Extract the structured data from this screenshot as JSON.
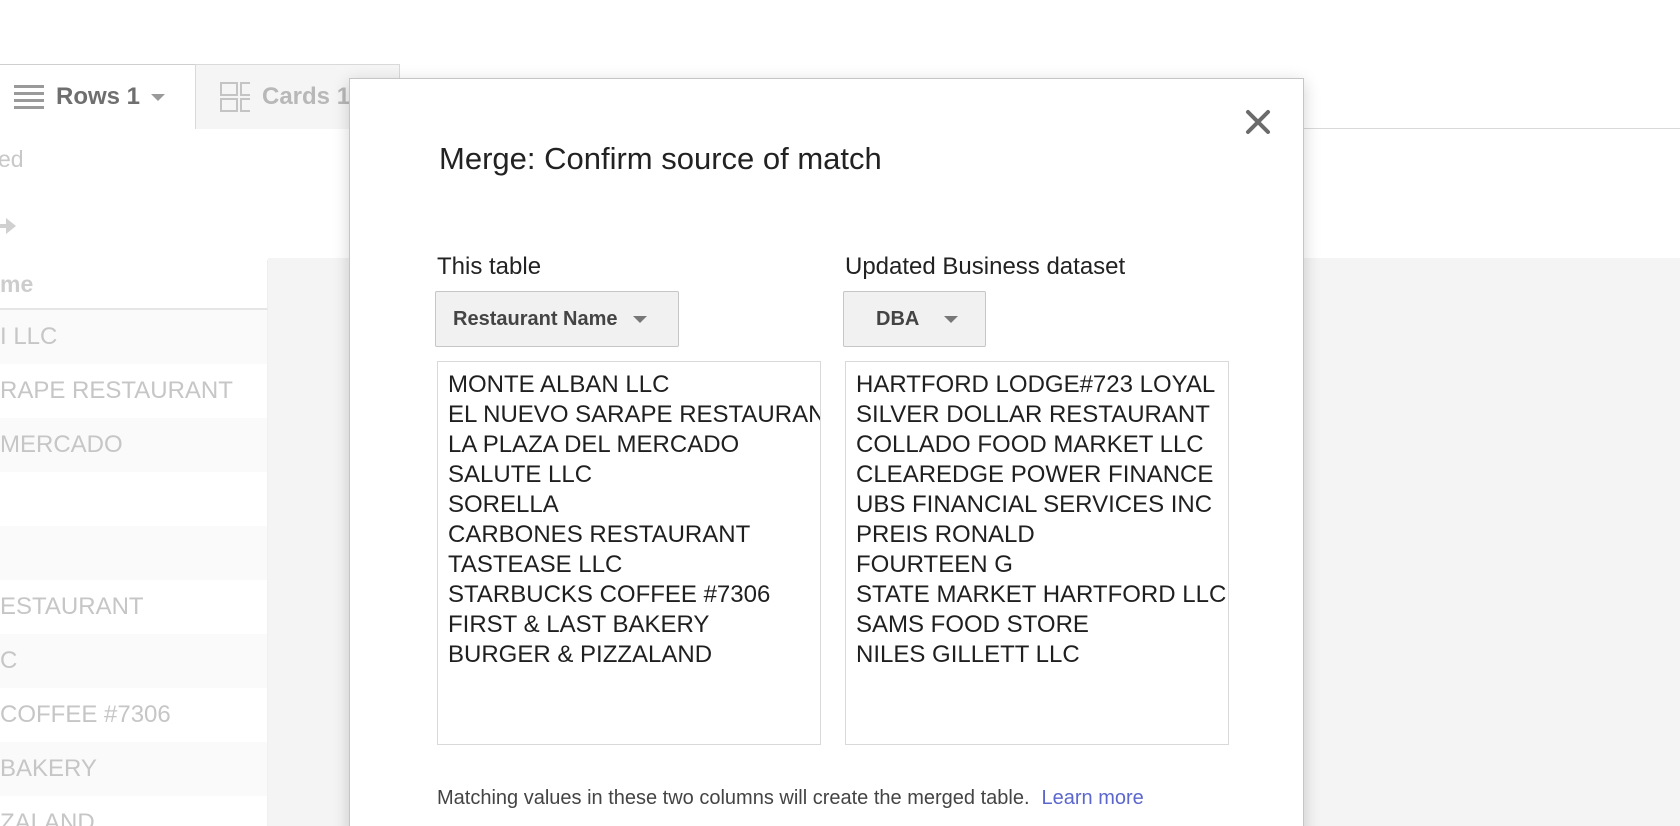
{
  "background": {
    "tabs": {
      "rows_label": "Rows 1",
      "cards_label": "Cards 1"
    },
    "status_fragment": "ed",
    "table": {
      "header": "me",
      "rows": [
        "I LLC",
        "RAPE RESTAURANT",
        "MERCADO",
        "",
        "",
        "ESTAURANT",
        "C",
        "COFFEE #7306",
        "BAKERY",
        "ZALAND"
      ]
    }
  },
  "modal": {
    "title": "Merge: Confirm source of match",
    "left": {
      "label": "This table",
      "selected_column": "Restaurant Name",
      "values": [
        "MONTE ALBAN LLC",
        "EL NUEVO SARAPE RESTAURANT",
        "LA PLAZA DEL MERCADO",
        "SALUTE LLC",
        "SORELLA",
        "CARBONES RESTAURANT",
        "TASTEASE LLC",
        "STARBUCKS COFFEE #7306",
        "FIRST & LAST BAKERY",
        "BURGER & PIZZALAND"
      ]
    },
    "right": {
      "label": "Updated Business dataset",
      "selected_column": "DBA",
      "values": [
        "HARTFORD LODGE#723 LOYAL",
        "SILVER DOLLAR RESTAURANT",
        "COLLADO FOOD MARKET LLC",
        "CLEAREDGE POWER FINANCE",
        "UBS FINANCIAL SERVICES INC",
        "PREIS RONALD",
        "FOURTEEN G",
        "STATE MARKET HARTFORD LLC",
        "SAMS FOOD STORE",
        "NILES GILLETT LLC"
      ]
    },
    "footer": {
      "text": "Matching values in these two columns will create the merged table.",
      "link": "Learn more"
    }
  },
  "colors": {
    "link": "#5b67cc",
    "title": "#222222",
    "dropdown_bg": "#f1f1f1"
  }
}
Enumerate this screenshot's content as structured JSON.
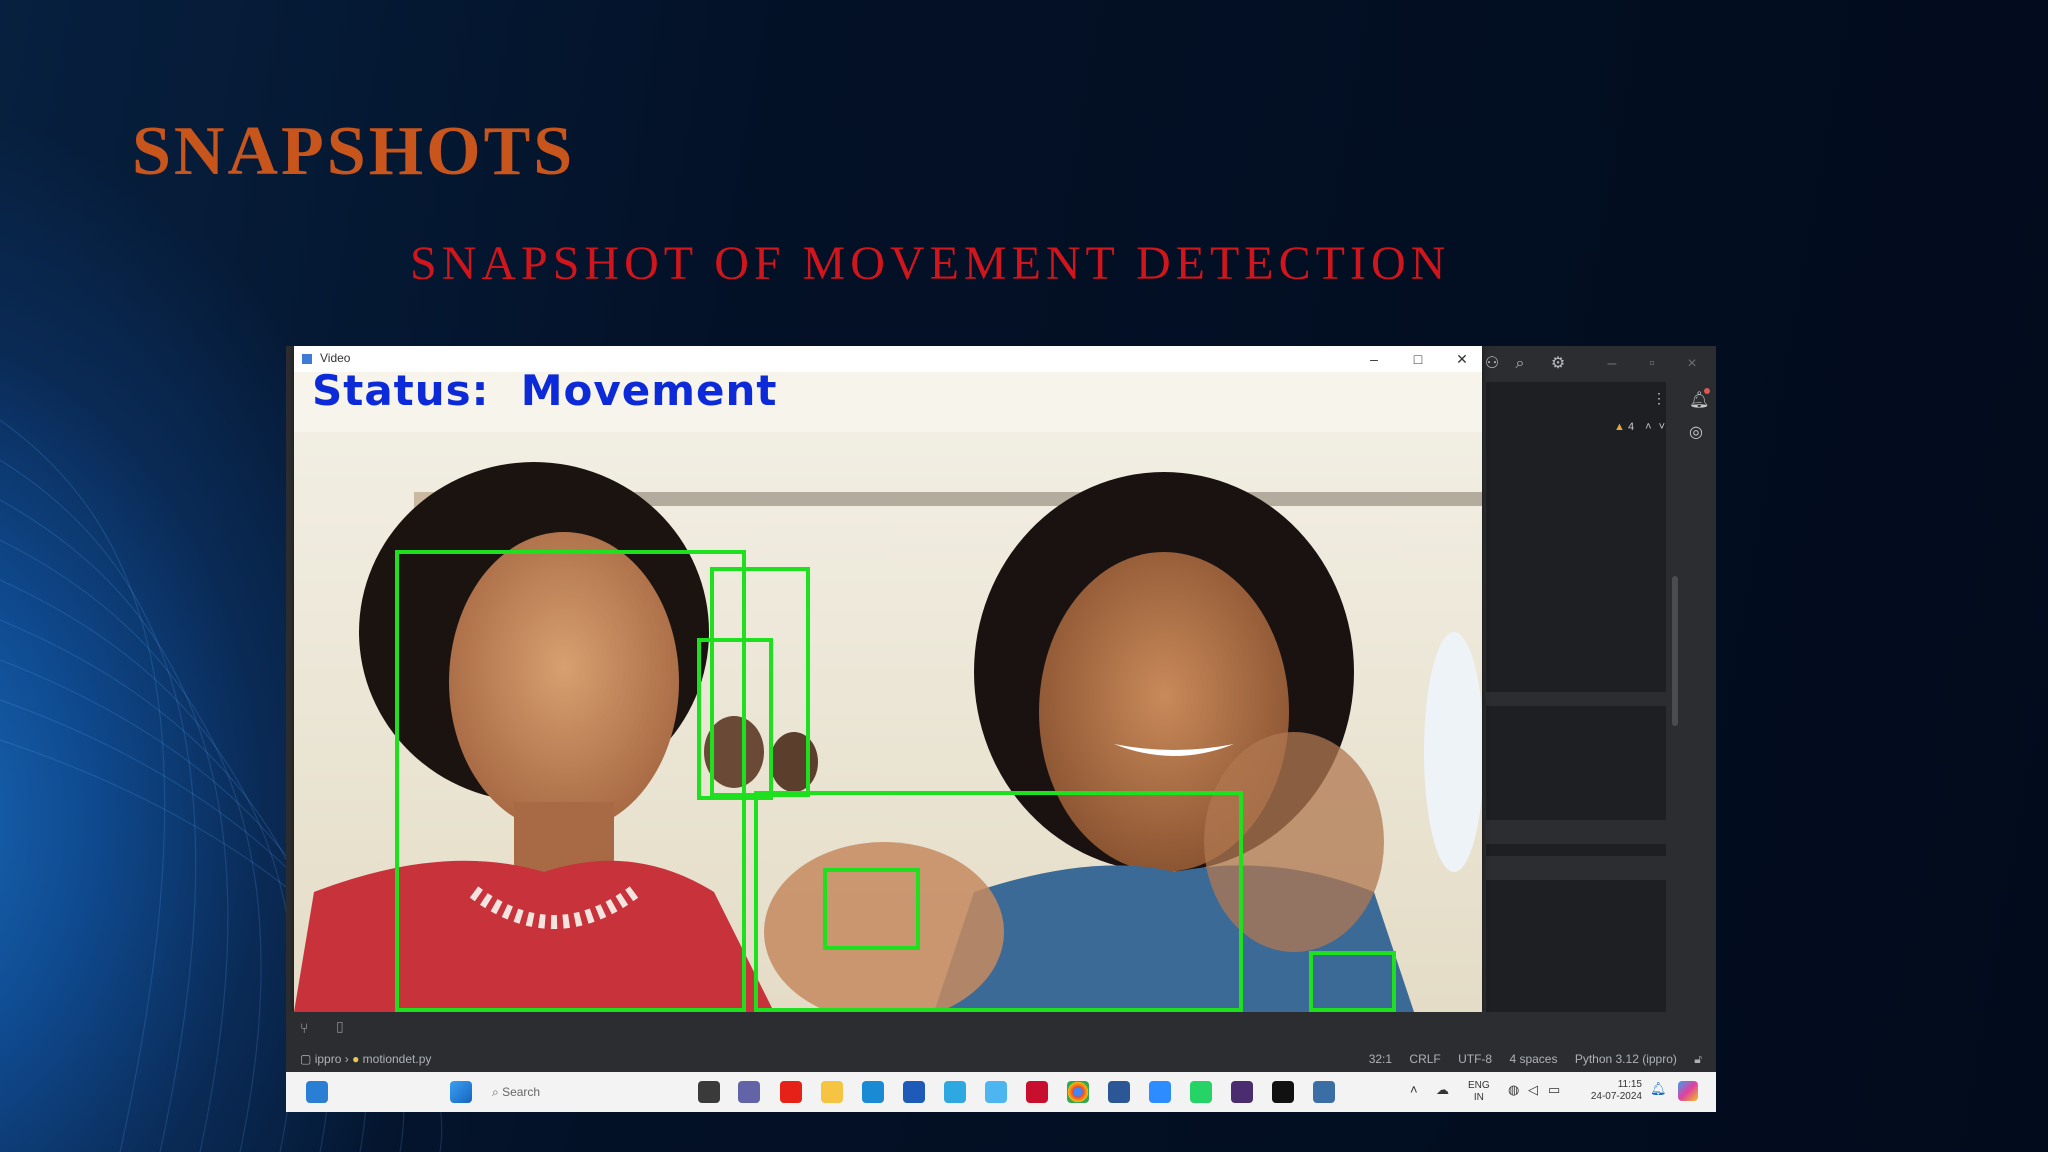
{
  "slide": {
    "title": "SNAPSHOTS",
    "subtitle": "SNAPSHOT OF MOVEMENT DETECTION"
  },
  "video_window": {
    "title": "Video",
    "status_label": "Status:",
    "status_value": "Movement",
    "minimize_icon": "minimize-icon",
    "maximize_icon": "maximize-icon",
    "close_icon": "close-icon"
  },
  "ide": {
    "warnings_count": "4",
    "project": "ippro",
    "file": "motiondet.py",
    "status": {
      "position": "32:1",
      "line_ending": "CRLF",
      "encoding": "UTF-8",
      "indent": "4 spaces",
      "interpreter": "Python 3.12 (ippro)"
    }
  },
  "taskbar": {
    "search_placeholder": "Search",
    "language_top": "ENG",
    "language_bottom": "IN",
    "time": "11:15",
    "date": "24-07-2024"
  },
  "colors": {
    "title": "#c8551c",
    "subtitle": "#d0161c",
    "detection_box": "#1fe01f",
    "status_text": "#0d2ad8"
  }
}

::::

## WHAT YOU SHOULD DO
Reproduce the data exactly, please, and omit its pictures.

## ANSWER TO THE PROBLEM
Extract the structured data from this screenshot as JSON.
{
  "background": {
    "tabs": {
      "rows_label": "Rows 1",
      "cards_label": "Cards 1"
    },
    "status_fragment": "ed",
    "table": {
      "header": "me",
      "rows": [
        "I LLC",
        "RAPE RESTAURANT",
        "MERCADO",
        "",
        "",
        "ESTAURANT",
        "C",
        "COFFEE #7306",
        "BAKERY",
        "ZALAND"
      ]
    }
  },
  "modal": {
    "title": "Merge: Confirm source of match",
    "left": {
      "label": "This table",
      "selected_column": "Restaurant Name",
      "values": [
        "MONTE ALBAN LLC",
        "EL NUEVO SARAPE RESTAURANT",
        "LA PLAZA DEL MERCADO",
        "SALUTE LLC",
        "SORELLA",
        "CARBONES RESTAURANT",
        "TASTEASE LLC",
        "STARBUCKS COFFEE #7306",
        "FIRST & LAST BAKERY",
        "BURGER & PIZZALAND"
      ]
    },
    "right": {
      "label": "Updated Business dataset",
      "selected_column": "DBA",
      "values": [
        "HARTFORD LODGE#723 LOYAL",
        "SILVER DOLLAR RESTAURANT",
        "COLLADO FOOD MARKET LLC",
        "CLEAREDGE POWER FINANCE",
        "UBS FINANCIAL SERVICES INC",
        "PREIS RONALD",
        "FOURTEEN G",
        "STATE MARKET HARTFORD LLC",
        "SAMS FOOD STORE",
        "NILES GILLETT LLC"
      ]
    },
    "footer": {
      "text": "Matching values in these two columns will create the merged table.",
      "link": "Learn more"
    }
  },
  "colors": {
    "link": "#5b67cc",
    "title": "#222222",
    "dropdown_bg": "#f1f1f1"
  }
}
Enumerate this screenshot's content as structured JSON.
{
  "slide": {
    "title": "SNAPSHOTS",
    "subtitle": "SNAPSHOT OF MOVEMENT DETECTION"
  },
  "video_window": {
    "title": "Video",
    "status_label": "Status:",
    "status_value": "Movement",
    "minimize_icon": "minimize-icon",
    "maximize_icon": "maximize-icon",
    "close_icon": "close-icon"
  },
  "ide": {
    "warnings_count": "4",
    "project": "ippro",
    "file": "motiondet.py",
    "status": {
      "position": "32:1",
      "line_ending": "CRLF",
      "encoding": "UTF-8",
      "indent": "4 spaces",
      "interpreter": "Python 3.12 (ippro)"
    }
  },
  "taskbar": {
    "search_placeholder": "Search",
    "language_top": "ENG",
    "language_bottom": "IN",
    "time": "11:15",
    "date": "24-07-2024"
  },
  "colors": {
    "title": "#c8551c",
    "subtitle": "#d0161c",
    "detection_box": "#1fe01f",
    "status_text": "#0d2ad8"
  }
}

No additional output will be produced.